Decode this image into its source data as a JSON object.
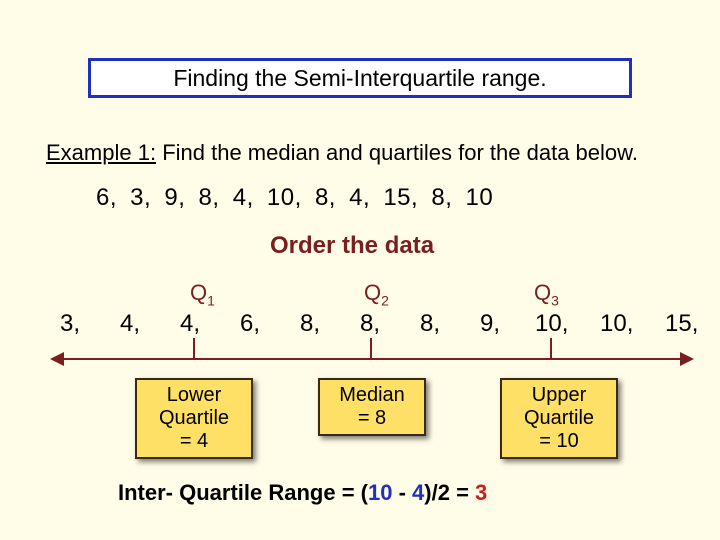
{
  "title": "Finding the Semi-Interquartile range.",
  "example_label": "Example 1:",
  "example_text": "Find the median and quartiles for the data below.",
  "unordered": "6,   3,   9,   8,   4,   10,   8,    4,   15,   8,   10",
  "order_instr": "Order the data",
  "q_labels": {
    "q1": "Q",
    "q1s": "1",
    "q2": "Q",
    "q2s": "2",
    "q3": "Q",
    "q3s": "3"
  },
  "ordered": [
    "3,",
    "4,",
    "4,",
    "6,",
    "8,",
    "8,",
    "8,",
    "9,",
    "10,",
    "10,",
    "15,"
  ],
  "box_lower": {
    "l1": "Lower",
    "l2": "Quartile",
    "l3": "= 4"
  },
  "box_median": {
    "l1": "Median",
    "l2": "= 8"
  },
  "box_upper": {
    "l1": "Upper",
    "l2": "Quartile",
    "l3": "= 10"
  },
  "iqr": {
    "pre": "Inter- Quartile Range = (",
    "upper": "10",
    "mid": "  - ",
    "lower": "4",
    "post": ")/2 = ",
    "result": "3"
  },
  "chart_data": {
    "type": "table",
    "title": "Finding the Semi-Interquartile range",
    "raw_data": [
      6,
      3,
      9,
      8,
      4,
      10,
      8,
      4,
      15,
      8,
      10
    ],
    "ordered_data": [
      3,
      4,
      4,
      6,
      8,
      8,
      8,
      9,
      10,
      10,
      15
    ],
    "Q1": 4,
    "median": 8,
    "Q3": 10,
    "semi_interquartile_range": 3
  }
}
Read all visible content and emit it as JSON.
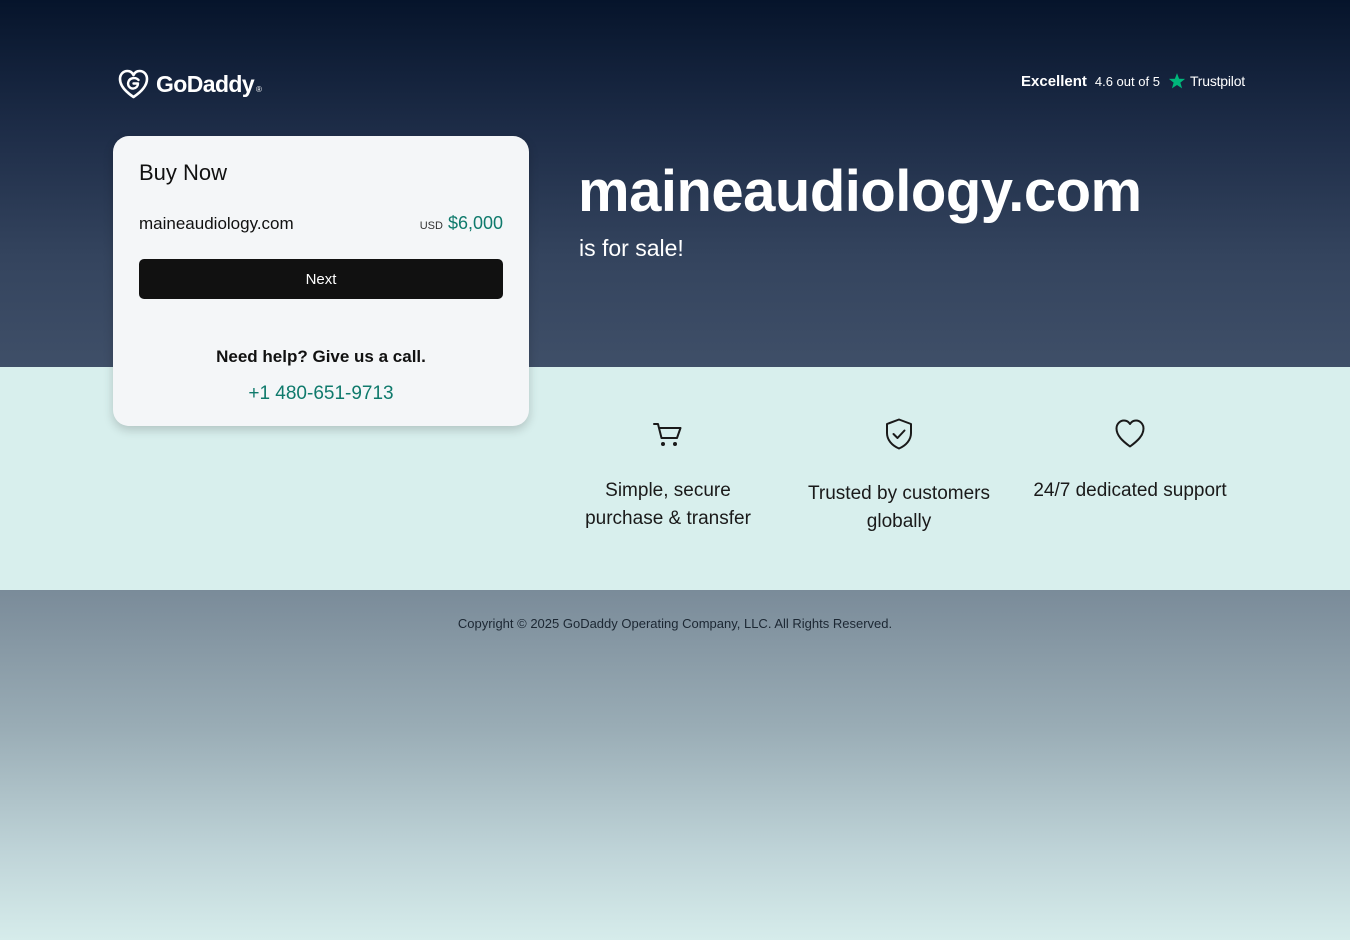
{
  "header": {
    "logo_text": "GoDaddy",
    "logo_tm": "®",
    "rating": {
      "label": "Excellent",
      "score_text": "4.6 out of 5",
      "brand": "Trustpilot",
      "icon": "star-icon"
    }
  },
  "purchase_card": {
    "title": "Buy Now",
    "domain": "maineaudiology.com",
    "currency": "USD",
    "price": "$6,000",
    "next_label": "Next",
    "help_text": "Need help? Give us a call.",
    "phone": "+1 480-651-9713"
  },
  "hero": {
    "domain": "maineaudiology.com",
    "tagline": "is for sale!"
  },
  "features": [
    {
      "icon": "cart-icon",
      "text": "Simple, secure purchase & transfer"
    },
    {
      "icon": "shield-check-icon",
      "text": "Trusted by customers globally"
    },
    {
      "icon": "heart-icon",
      "text": "24/7 dedicated support"
    }
  ],
  "footer": {
    "copyright": "Copyright © 2025 GoDaddy Operating Company, LLC. All Rights Reserved."
  },
  "colors": {
    "hero_top": "#06142b",
    "hero_bottom": "#3f4f68",
    "feature_band": "#d8efed",
    "accent_green": "#0f7a6c",
    "trustpilot_star": "#00b67a",
    "button_bg": "#111111"
  }
}
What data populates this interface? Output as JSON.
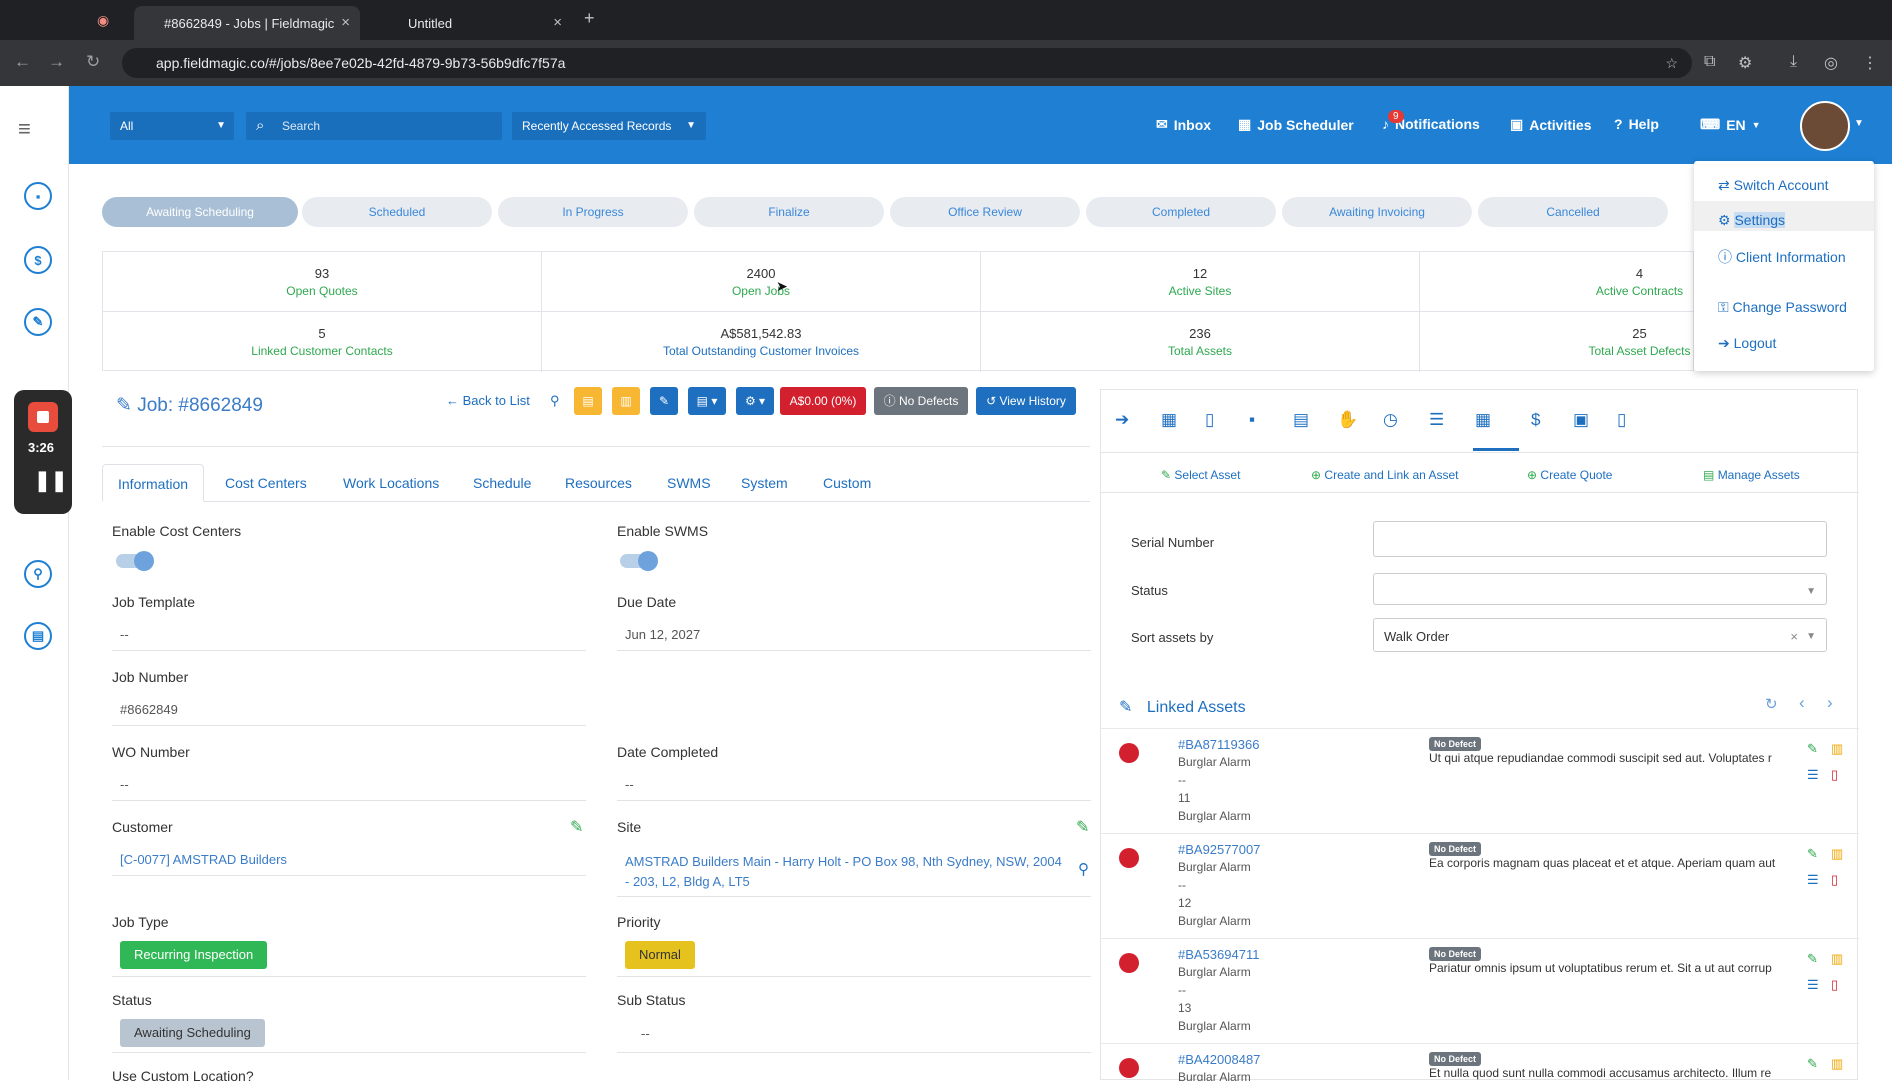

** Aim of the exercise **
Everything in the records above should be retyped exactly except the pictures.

** Task response **
Decode this image into its source data as a JSON object.
{
  "title": "Finding the Semi-Interquartile range.",
  "example_label": "Example 1:",
  "example_text": "Find the median and quartiles for the data below.",
  "unordered": "6,   3,   9,   8,   4,   10,   8,    4,   15,   8,   10",
  "order_instr": "Order the data",
  "q_labels": {
    "q1": "Q",
    "q1s": "1",
    "q2": "Q",
    "q2s": "2",
    "q3": "Q",
    "q3s": "3"
  },
  "ordered": [
    "3,",
    "4,",
    "4,",
    "6,",
    "8,",
    "8,",
    "8,",
    "9,",
    "10,",
    "10,",
    "15,"
  ],
  "box_lower": {
    "l1": "Lower",
    "l2": "Quartile",
    "l3": "= 4"
  },
  "box_median": {
    "l1": "Median",
    "l2": "= 8"
  },
  "box_upper": {
    "l1": "Upper",
    "l2": "Quartile",
    "l3": "= 10"
  },
  "iqr": {
    "pre": "Inter- Quartile Range = (",
    "upper": "10",
    "mid": "  - ",
    "lower": "4",
    "post": ")/2 = ",
    "result": "3"
  },
  "chart_data": {
    "type": "table",
    "title": "Finding the Semi-Interquartile range",
    "raw_data": [
      6,
      3,
      9,
      8,
      4,
      10,
      8,
      4,
      15,
      8,
      10
    ],
    "ordered_data": [
      3,
      4,
      4,
      6,
      8,
      8,
      8,
      9,
      10,
      10,
      15
    ],
    "Q1": 4,
    "median": 8,
    "Q3": 10,
    "semi_interquartile_range": 3
  }
}
Read all visible content and emit it as JSON.
{
  "header": {
    "logo_text": "GoDaddy",
    "logo_tm": "®",
    "rating": {
      "label": "Excellent",
      "score_text": "4.6 out of 5",
      "brand": "Trustpilot",
      "icon": "star-icon"
    }
  },
  "purchase_card": {
    "title": "Buy Now",
    "domain": "maineaudiology.com",
    "currency": "USD",
    "price": "$6,000",
    "next_label": "Next",
    "help_text": "Need help? Give us a call.",
    "phone": "+1 480-651-9713"
  },
  "hero": {
    "domain": "maineaudiology.com",
    "tagline": "is for sale!"
  },
  "features": [
    {
      "icon": "cart-icon",
      "text": "Simple, secure purchase & transfer"
    },
    {
      "icon": "shield-check-icon",
      "text": "Trusted by customers globally"
    },
    {
      "icon": "heart-icon",
      "text": "24/7 dedicated support"
    }
  ],
  "footer": {
    "copyright": "Copyright © 2025 GoDaddy Operating Company, LLC. All Rights Reserved."
  },
  "colors": {
    "hero_top": "#06142b",
    "hero_bottom": "#3f4f68",
    "feature_band": "#d8efed",
    "accent_green": "#0f7a6c",
    "trustpilot_star": "#00b67a",
    "button_bg": "#111111"
  }
}
What data populates this interface? Output as JSON.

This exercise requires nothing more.